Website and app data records
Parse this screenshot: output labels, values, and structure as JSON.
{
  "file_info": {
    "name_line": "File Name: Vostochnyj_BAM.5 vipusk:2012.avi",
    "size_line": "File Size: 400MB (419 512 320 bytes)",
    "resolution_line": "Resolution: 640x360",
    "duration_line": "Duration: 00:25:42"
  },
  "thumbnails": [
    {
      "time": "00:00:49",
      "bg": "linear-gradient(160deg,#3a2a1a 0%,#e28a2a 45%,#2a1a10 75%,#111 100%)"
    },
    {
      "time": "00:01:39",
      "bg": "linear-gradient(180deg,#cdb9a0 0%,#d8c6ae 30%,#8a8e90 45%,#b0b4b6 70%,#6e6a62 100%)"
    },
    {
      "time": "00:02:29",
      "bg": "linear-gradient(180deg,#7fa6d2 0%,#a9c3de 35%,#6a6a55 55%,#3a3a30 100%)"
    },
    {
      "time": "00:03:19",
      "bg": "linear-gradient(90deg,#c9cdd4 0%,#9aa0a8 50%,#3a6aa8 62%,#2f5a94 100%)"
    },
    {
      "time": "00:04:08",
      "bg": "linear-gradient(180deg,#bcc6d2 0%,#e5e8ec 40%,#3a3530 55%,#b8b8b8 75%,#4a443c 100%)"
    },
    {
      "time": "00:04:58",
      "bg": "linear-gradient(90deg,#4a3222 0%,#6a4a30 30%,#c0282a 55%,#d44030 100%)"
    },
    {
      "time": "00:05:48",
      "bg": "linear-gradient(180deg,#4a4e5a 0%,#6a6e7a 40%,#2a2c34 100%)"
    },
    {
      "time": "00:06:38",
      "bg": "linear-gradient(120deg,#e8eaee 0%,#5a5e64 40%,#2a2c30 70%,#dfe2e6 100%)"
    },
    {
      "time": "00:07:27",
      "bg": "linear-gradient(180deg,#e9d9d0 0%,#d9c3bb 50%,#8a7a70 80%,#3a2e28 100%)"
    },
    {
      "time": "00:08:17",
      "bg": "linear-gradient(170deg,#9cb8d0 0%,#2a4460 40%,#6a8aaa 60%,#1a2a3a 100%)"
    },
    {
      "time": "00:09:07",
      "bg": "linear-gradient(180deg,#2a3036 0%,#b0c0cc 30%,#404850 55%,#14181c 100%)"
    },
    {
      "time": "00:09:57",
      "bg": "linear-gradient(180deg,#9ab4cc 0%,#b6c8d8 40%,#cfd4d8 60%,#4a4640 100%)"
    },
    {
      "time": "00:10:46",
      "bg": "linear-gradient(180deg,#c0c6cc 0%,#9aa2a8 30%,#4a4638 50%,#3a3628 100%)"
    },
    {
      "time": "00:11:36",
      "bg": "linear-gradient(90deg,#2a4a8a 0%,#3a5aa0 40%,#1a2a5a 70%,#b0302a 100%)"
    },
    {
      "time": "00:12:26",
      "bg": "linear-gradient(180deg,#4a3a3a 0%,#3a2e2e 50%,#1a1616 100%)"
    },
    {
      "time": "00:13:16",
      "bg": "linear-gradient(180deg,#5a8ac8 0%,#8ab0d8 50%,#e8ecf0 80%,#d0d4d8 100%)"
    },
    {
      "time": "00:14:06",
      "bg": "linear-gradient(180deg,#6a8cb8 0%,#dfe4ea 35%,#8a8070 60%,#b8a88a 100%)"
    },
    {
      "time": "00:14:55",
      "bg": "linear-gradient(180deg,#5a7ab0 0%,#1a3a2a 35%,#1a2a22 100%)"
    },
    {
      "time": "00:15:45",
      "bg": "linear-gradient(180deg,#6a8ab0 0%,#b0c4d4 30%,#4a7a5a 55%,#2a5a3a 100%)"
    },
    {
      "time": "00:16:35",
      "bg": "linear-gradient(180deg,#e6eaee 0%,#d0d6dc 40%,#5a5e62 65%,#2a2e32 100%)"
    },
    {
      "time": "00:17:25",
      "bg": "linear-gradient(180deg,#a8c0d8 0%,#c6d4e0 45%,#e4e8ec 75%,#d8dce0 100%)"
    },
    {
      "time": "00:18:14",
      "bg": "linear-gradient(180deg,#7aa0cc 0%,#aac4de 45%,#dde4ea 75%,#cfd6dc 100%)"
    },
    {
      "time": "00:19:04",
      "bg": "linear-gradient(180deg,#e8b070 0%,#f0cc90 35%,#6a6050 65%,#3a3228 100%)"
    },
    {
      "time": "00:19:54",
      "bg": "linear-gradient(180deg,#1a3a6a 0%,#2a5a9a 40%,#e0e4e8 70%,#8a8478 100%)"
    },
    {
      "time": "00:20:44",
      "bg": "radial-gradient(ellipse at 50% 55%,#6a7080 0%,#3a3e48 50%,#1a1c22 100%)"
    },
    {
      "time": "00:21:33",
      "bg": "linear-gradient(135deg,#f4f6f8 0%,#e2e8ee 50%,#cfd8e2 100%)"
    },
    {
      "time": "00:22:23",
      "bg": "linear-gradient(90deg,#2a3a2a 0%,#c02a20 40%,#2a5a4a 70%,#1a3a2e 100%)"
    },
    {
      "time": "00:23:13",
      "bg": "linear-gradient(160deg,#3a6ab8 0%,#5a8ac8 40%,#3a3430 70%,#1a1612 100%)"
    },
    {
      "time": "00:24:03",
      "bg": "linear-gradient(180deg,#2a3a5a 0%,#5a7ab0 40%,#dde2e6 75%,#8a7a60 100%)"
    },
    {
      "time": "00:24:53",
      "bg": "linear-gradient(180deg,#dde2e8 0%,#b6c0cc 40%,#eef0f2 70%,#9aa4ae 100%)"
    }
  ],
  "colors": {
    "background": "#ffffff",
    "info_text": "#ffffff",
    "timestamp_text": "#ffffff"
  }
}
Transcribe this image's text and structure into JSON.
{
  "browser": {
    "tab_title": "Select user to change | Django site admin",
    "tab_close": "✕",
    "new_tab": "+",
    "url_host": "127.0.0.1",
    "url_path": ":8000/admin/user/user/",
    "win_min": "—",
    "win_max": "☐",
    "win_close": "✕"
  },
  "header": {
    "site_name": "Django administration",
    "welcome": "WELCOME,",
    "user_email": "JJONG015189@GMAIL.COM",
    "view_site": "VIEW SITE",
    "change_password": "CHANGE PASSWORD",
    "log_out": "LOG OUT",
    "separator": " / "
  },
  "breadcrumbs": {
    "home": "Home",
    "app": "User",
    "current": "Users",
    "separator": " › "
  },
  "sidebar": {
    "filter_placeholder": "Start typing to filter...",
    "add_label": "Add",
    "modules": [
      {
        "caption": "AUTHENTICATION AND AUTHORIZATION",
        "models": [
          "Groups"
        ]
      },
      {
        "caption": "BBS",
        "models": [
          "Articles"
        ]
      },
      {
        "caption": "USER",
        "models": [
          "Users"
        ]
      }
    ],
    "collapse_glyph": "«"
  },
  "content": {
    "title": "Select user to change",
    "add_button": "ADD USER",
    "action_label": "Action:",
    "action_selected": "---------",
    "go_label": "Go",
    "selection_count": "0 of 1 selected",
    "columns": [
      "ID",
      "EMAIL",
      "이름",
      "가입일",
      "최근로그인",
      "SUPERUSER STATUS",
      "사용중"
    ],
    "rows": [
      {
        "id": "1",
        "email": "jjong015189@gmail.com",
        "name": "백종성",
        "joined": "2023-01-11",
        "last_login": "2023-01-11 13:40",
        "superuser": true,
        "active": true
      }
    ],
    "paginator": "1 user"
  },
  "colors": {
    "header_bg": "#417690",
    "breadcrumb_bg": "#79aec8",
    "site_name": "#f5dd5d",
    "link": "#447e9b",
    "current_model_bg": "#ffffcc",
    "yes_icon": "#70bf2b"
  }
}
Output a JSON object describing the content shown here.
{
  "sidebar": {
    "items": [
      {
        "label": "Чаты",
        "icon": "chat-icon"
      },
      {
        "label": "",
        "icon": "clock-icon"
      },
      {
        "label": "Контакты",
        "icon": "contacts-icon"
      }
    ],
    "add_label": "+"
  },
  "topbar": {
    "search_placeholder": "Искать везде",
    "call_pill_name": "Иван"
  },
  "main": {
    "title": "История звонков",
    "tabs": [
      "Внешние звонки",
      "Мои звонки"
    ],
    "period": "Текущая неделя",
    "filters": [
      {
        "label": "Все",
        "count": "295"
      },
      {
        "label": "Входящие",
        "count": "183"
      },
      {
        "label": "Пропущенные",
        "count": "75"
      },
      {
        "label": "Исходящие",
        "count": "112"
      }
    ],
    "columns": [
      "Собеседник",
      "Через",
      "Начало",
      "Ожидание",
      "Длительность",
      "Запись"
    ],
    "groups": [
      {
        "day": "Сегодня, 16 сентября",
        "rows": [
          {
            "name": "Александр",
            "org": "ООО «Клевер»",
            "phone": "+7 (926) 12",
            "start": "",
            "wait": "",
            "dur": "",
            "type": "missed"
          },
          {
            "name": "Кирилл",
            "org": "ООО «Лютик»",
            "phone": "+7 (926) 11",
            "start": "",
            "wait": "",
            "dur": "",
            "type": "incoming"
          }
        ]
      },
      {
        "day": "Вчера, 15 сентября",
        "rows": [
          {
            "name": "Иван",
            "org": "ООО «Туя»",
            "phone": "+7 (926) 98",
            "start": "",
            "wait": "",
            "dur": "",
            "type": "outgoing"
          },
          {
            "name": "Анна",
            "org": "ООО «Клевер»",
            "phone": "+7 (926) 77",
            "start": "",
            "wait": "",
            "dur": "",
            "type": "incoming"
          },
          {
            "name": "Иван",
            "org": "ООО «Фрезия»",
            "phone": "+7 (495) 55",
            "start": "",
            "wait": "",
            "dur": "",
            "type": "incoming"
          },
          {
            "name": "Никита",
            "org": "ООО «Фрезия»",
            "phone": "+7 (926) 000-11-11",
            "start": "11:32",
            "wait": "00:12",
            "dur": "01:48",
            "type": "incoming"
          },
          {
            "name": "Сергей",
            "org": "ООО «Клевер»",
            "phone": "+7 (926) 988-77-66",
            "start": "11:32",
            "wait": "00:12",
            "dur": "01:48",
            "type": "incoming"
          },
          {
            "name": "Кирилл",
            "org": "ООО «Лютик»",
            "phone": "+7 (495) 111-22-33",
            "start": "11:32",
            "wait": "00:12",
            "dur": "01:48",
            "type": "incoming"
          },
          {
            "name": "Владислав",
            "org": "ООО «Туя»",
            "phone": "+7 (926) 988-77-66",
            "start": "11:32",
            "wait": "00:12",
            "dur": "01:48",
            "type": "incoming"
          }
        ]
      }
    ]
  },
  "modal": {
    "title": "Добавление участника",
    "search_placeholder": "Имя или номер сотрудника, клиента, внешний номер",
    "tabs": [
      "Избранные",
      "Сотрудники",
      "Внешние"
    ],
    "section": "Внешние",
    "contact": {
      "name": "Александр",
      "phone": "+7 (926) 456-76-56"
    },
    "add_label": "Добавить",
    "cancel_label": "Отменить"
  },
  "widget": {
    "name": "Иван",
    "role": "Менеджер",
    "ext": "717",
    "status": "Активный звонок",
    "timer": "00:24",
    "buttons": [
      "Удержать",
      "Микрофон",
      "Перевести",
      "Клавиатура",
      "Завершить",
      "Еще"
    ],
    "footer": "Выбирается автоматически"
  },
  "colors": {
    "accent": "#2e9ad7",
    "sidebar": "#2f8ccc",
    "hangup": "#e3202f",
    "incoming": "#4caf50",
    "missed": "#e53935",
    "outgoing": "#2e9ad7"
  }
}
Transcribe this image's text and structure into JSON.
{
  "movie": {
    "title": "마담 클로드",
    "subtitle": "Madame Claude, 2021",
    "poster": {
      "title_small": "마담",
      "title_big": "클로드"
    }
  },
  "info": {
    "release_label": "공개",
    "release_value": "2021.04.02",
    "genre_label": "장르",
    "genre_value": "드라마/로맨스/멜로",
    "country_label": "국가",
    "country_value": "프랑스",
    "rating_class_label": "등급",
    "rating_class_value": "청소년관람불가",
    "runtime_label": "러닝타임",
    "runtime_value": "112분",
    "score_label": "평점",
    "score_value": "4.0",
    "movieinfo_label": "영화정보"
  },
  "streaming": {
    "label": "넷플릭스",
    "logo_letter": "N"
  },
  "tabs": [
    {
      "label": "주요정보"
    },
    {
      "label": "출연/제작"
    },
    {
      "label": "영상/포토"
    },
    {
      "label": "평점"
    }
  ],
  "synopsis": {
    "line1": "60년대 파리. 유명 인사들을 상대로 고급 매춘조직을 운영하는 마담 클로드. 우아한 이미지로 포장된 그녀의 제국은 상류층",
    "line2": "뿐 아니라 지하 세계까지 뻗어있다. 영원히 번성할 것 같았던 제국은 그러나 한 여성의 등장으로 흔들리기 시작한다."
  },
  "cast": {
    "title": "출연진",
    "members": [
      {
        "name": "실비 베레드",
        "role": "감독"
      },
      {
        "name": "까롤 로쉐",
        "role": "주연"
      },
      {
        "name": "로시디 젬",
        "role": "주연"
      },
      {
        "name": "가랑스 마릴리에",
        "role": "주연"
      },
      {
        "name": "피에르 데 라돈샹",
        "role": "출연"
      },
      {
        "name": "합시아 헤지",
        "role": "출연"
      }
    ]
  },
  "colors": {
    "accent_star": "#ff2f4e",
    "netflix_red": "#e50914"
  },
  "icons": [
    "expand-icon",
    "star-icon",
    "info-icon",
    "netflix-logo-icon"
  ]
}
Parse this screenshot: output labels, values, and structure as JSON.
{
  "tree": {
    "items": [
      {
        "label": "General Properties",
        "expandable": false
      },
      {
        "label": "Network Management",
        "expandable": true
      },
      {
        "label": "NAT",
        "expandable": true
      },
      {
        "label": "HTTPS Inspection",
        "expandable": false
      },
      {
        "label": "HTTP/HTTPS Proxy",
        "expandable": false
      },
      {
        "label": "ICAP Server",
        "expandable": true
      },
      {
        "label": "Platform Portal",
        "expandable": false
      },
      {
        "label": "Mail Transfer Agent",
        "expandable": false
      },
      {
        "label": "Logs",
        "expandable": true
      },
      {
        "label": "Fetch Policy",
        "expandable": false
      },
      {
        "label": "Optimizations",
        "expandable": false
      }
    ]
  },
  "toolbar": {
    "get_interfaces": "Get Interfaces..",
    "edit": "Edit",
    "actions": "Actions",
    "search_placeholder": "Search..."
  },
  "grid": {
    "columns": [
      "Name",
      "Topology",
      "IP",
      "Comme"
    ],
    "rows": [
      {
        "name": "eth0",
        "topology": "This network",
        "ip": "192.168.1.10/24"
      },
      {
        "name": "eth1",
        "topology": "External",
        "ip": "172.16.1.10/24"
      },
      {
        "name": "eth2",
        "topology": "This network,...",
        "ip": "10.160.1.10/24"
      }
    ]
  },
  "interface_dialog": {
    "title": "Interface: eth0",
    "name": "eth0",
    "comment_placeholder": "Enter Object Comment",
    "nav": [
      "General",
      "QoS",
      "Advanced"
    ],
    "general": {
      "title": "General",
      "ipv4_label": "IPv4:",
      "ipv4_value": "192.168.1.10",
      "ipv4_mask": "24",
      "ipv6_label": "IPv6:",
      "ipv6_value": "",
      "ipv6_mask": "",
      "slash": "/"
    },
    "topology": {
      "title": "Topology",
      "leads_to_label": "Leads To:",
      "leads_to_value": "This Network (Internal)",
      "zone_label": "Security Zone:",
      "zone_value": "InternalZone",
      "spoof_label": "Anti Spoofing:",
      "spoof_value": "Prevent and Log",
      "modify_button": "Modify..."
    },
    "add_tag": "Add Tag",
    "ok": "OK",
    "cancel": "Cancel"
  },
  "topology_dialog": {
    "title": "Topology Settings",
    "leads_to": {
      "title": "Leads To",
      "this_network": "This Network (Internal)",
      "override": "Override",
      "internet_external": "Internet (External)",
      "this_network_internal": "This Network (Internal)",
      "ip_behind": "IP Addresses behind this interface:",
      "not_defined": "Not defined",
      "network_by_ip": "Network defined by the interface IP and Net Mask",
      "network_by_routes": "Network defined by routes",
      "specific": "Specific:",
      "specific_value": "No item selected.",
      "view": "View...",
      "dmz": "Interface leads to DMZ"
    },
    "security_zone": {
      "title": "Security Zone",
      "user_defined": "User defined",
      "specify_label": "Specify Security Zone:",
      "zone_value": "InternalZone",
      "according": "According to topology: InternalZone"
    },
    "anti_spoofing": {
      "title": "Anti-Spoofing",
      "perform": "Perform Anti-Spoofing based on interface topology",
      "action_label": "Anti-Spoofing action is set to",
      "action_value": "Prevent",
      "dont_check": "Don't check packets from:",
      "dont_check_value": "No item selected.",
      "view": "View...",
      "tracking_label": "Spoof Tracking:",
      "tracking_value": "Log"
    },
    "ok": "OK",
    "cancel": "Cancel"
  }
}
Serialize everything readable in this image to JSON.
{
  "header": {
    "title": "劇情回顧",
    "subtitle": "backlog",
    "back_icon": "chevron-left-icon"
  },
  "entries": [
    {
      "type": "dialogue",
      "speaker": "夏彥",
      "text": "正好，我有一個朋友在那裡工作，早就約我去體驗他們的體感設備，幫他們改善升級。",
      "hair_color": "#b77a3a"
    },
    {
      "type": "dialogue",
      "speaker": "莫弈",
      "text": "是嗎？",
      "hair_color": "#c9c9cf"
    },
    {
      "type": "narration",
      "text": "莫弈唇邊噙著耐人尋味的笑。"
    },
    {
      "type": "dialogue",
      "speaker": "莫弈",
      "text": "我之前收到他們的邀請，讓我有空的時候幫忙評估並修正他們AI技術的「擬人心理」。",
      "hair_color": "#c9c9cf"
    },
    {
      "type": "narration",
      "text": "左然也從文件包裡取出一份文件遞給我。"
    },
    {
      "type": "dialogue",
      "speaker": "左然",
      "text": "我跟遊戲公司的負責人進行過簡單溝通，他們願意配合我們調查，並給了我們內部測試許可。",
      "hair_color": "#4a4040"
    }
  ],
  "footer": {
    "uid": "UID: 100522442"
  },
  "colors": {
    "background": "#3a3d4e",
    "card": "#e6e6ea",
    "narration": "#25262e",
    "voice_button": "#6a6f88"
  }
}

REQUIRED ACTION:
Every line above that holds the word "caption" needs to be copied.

SOLVED EXERCISE:
        "caption": "AUTHENTICATION AND AUTHORIZATION",
        "caption": "BBS",
        "caption": "USER",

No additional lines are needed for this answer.